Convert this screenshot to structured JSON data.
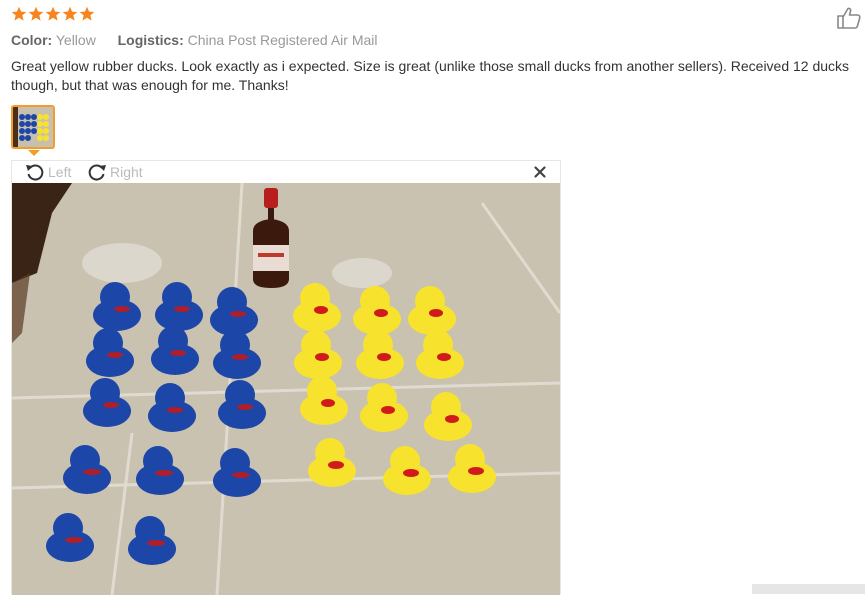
{
  "rating": {
    "stars": 5,
    "max": 5,
    "color": "#f7841e"
  },
  "icons": {
    "star": "star-icon",
    "helpful": "thumbs-up-icon",
    "rotate_left": "rotate-left-icon",
    "rotate_right": "rotate-right-icon",
    "close": "close-icon"
  },
  "meta": {
    "color_label": "Color:",
    "color_value": "Yellow",
    "logistics_label": "Logistics:",
    "logistics_value": "China Post Registered Air Mail"
  },
  "review": {
    "text": "Great yellow rubber ducks. Look exactly as i expected. Size is great (unlike those small ducks from another sellers). Received 12 ducks though, but that was enough for me. Thanks!"
  },
  "viewer": {
    "rotate_left_label": "Left",
    "rotate_right_label": "Right",
    "close_label": "×"
  },
  "colors": {
    "accent": "#f39c2a",
    "blue_duck": "#1c46a8",
    "yellow_duck": "#f7e22e",
    "beak": "#d11a1a"
  }
}
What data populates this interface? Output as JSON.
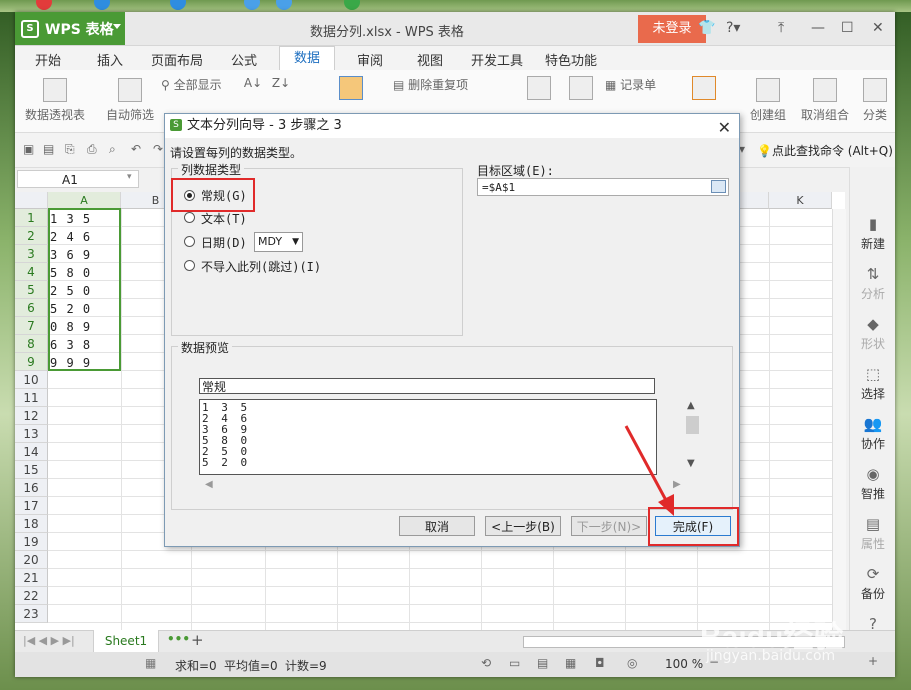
{
  "app": {
    "name": "WPS 表格",
    "document_title": "数据分列.xlsx - WPS 表格",
    "login_label": "未登录"
  },
  "menu": {
    "items": [
      "开始",
      "插入",
      "页面布局",
      "公式",
      "数据",
      "审阅",
      "视图",
      "开发工具",
      "特色功能"
    ],
    "active": "数据"
  },
  "ribbon": {
    "pivot": "数据透视表",
    "autofilter": "自动筛选",
    "show_all": "全部显示",
    "remove_duplicates": "删除重复项",
    "record": "记录单",
    "group": "创建组",
    "ungroup": "取消组合",
    "subtotal": "分类"
  },
  "quickbar": {
    "find_command": "点此查找命令 (Alt+Q)"
  },
  "namebox": "A1",
  "columns": [
    "A",
    "B",
    "K"
  ],
  "rows": [
    "1",
    "2",
    "3",
    "4",
    "5",
    "6",
    "7",
    "8",
    "9",
    "10",
    "11",
    "12",
    "13",
    "14",
    "15",
    "16",
    "17",
    "18",
    "19",
    "20",
    "21",
    "22",
    "23"
  ],
  "cells": [
    "1 3 5",
    "2 4 6",
    "3 6 9",
    "5 8 0",
    "2 5 0",
    "5 2 0",
    "0 8 9",
    "6 3 8",
    "9 9 9"
  ],
  "sidebar": {
    "new": "新建",
    "analyze": "分析",
    "shape": "形状",
    "select": "选择",
    "collab": "协作",
    "smart": "智推",
    "attributes": "属性",
    "backup": "备份",
    "help": "帮助"
  },
  "sheet_tab": "Sheet1",
  "status": {
    "sum": "求和=0",
    "average": "平均值=0",
    "count": "计数=9",
    "zoom": "100 %"
  },
  "watermark": {
    "brand": "Baidu经验",
    "url": "jingyan.baidu.com"
  },
  "dialog": {
    "title": "文本分列向导 - 3 步骤之 3",
    "prompt": "请设置每列的数据类型。",
    "col_type_label": "列数据类型",
    "options": {
      "general": "常规(G)",
      "text": "文本(T)",
      "date": "日期(D)",
      "skip": "不导入此列(跳过)(I)"
    },
    "date_format": "MDY",
    "target_label": "目标区域(E):",
    "target_value": "=$A$1",
    "preview_label": "数据预览",
    "preview_header": "常规",
    "preview_rows": [
      "1 3 5",
      "2 4 6",
      "3 6 9",
      "5 8 0",
      "2 5 0",
      "5 2 0"
    ],
    "buttons": {
      "cancel": "取消",
      "back": "<上一步(B)",
      "next": "下一步(N)>",
      "finish": "完成(F)"
    }
  },
  "colors": {
    "brand_green": "#4a9a35",
    "login_orange": "#e96a4c",
    "highlight_red": "#e02a2a"
  }
}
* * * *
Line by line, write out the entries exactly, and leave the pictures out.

Convert this screenshot to structured JSON data.
{
  "rating": {
    "stars": 5,
    "max": 5,
    "color": "#f7841e"
  },
  "icons": {
    "star": "star-icon",
    "helpful": "thumbs-up-icon",
    "rotate_left": "rotate-left-icon",
    "rotate_right": "rotate-right-icon",
    "close": "close-icon"
  },
  "meta": {
    "color_label": "Color:",
    "color_value": "Yellow",
    "logistics_label": "Logistics:",
    "logistics_value": "China Post Registered Air Mail"
  },
  "review": {
    "text": "Great yellow rubber ducks. Look exactly as i expected. Size is great (unlike those small ducks from another sellers). Received 12 ducks though, but that was enough for me. Thanks!"
  },
  "viewer": {
    "rotate_left_label": "Left",
    "rotate_right_label": "Right",
    "close_label": "×"
  },
  "colors": {
    "accent": "#f39c2a",
    "blue_duck": "#1c46a8",
    "yellow_duck": "#f7e22e",
    "beak": "#d11a1a"
  }
}
What data populates this interface? Output as JSON.
{
  "app": {
    "name": "WPS 表格",
    "document_title": "数据分列.xlsx - WPS 表格",
    "login_label": "未登录"
  },
  "menu": {
    "items": [
      "开始",
      "插入",
      "页面布局",
      "公式",
      "数据",
      "审阅",
      "视图",
      "开发工具",
      "特色功能"
    ],
    "active": "数据"
  },
  "ribbon": {
    "pivot": "数据透视表",
    "autofilter": "自动筛选",
    "show_all": "全部显示",
    "remove_duplicates": "删除重复项",
    "record": "记录单",
    "group": "创建组",
    "ungroup": "取消组合",
    "subtotal": "分类"
  },
  "quickbar": {
    "find_command": "点此查找命令 (Alt+Q)"
  },
  "namebox": "A1",
  "columns": [
    "A",
    "B",
    "K"
  ],
  "rows": [
    "1",
    "2",
    "3",
    "4",
    "5",
    "6",
    "7",
    "8",
    "9",
    "10",
    "11",
    "12",
    "13",
    "14",
    "15",
    "16",
    "17",
    "18",
    "19",
    "20",
    "21",
    "22",
    "23"
  ],
  "cells": [
    "1 3 5",
    "2 4 6",
    "3 6 9",
    "5 8 0",
    "2 5 0",
    "5 2 0",
    "0 8 9",
    "6 3 8",
    "9 9 9"
  ],
  "sidebar": {
    "new": "新建",
    "analyze": "分析",
    "shape": "形状",
    "select": "选择",
    "collab": "协作",
    "smart": "智推",
    "attributes": "属性",
    "backup": "备份",
    "help": "帮助"
  },
  "sheet_tab": "Sheet1",
  "status": {
    "sum": "求和=0",
    "average": "平均值=0",
    "count": "计数=9",
    "zoom": "100 %"
  },
  "watermark": {
    "brand": "Baidu经验",
    "url": "jingyan.baidu.com"
  },
  "dialog": {
    "title": "文本分列向导 - 3 步骤之 3",
    "prompt": "请设置每列的数据类型。",
    "col_type_label": "列数据类型",
    "options": {
      "general": "常规(G)",
      "text": "文本(T)",
      "date": "日期(D)",
      "skip": "不导入此列(跳过)(I)"
    },
    "date_format": "MDY",
    "target_label": "目标区域(E):",
    "target_value": "=$A$1",
    "preview_label": "数据预览",
    "preview_header": "常规",
    "preview_rows": [
      "1 3 5",
      "2 4 6",
      "3 6 9",
      "5 8 0",
      "2 5 0",
      "5 2 0"
    ],
    "buttons": {
      "cancel": "取消",
      "back": "<上一步(B)",
      "next": "下一步(N)>",
      "finish": "完成(F)"
    }
  },
  "colors": {
    "brand_green": "#4a9a35",
    "login_orange": "#e96a4c",
    "highlight_red": "#e02a2a"
  }
}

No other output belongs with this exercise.